◆ EXERCISE: Below are records. Find each line in them that holds the word "title" and copy it.

◆ RECORDS SHOWN:
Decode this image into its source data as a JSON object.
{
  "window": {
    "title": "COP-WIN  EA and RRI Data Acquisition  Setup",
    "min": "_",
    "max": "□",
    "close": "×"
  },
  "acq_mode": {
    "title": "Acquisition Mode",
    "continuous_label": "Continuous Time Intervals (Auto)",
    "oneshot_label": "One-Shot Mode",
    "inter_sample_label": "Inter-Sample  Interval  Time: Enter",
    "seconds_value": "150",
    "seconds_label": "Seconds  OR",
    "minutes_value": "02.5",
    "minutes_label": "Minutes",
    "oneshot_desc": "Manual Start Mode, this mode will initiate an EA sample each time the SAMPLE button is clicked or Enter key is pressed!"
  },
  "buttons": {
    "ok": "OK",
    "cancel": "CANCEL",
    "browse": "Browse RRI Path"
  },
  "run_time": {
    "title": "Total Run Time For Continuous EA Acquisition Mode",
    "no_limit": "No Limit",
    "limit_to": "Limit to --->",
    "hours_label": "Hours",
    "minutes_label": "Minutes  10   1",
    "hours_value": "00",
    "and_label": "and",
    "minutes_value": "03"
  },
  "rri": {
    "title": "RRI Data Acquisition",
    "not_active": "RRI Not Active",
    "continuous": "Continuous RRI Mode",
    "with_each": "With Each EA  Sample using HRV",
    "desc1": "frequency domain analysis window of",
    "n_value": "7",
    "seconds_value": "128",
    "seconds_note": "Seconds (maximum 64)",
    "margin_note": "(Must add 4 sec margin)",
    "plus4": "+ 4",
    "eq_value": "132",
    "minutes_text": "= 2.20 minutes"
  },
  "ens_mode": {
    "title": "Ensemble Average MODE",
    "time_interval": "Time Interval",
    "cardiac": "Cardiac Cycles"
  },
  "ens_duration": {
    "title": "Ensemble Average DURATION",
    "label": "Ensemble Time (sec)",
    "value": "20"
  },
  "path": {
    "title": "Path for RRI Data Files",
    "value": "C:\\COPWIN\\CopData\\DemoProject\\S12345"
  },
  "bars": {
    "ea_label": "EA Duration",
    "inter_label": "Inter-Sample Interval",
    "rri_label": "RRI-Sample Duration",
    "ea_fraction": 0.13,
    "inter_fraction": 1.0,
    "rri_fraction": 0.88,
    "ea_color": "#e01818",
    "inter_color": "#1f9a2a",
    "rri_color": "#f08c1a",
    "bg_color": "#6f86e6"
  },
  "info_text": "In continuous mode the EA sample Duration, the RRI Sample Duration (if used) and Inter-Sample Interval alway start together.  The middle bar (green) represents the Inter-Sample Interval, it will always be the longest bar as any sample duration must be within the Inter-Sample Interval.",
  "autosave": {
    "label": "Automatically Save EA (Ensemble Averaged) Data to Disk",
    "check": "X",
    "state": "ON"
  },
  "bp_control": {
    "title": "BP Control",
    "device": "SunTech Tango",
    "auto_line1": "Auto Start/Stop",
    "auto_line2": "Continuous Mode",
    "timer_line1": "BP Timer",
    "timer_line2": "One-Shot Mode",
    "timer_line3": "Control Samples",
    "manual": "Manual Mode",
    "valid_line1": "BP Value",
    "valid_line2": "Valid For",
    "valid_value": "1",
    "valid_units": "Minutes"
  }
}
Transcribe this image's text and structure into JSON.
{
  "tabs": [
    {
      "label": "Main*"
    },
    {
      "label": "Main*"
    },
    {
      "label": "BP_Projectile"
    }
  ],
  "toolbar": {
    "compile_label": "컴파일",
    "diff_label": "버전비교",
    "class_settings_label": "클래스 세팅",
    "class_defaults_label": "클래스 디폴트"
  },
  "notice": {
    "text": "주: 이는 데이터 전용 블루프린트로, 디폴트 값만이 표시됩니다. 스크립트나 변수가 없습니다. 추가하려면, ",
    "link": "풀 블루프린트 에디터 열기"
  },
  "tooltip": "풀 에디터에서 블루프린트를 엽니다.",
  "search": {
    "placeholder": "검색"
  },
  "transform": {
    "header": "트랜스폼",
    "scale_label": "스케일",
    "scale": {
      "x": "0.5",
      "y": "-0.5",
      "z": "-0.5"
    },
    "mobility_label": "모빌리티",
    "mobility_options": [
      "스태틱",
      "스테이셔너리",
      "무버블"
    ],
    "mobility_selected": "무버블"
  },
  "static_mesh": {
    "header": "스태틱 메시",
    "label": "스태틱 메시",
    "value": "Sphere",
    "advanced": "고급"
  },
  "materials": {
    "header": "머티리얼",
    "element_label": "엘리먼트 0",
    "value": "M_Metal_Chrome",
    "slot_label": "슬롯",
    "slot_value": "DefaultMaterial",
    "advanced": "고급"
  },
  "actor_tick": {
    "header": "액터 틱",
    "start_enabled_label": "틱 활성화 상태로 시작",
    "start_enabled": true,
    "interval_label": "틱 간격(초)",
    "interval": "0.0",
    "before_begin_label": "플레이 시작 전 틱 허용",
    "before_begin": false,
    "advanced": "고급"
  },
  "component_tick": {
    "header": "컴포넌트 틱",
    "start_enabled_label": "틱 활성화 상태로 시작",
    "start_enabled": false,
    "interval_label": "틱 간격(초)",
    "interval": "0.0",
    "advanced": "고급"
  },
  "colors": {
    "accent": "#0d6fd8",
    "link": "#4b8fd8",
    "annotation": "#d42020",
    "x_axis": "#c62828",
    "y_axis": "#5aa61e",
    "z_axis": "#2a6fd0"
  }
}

◆ TASK RESPONSE:
    "title": "COP-WIN  EA and RRI Data Acquisition  Setup",
    "title": "Acquisition Mode",
    "title": "Total Run Time For Continuous EA Acquisition Mode",
    "title": "RRI Data Acquisition",
    "title": "Ensemble Average MODE",
    "title": "Ensemble Average DURATION",
    "title": "Path for RRI Data Files",
    "title": "BP Control",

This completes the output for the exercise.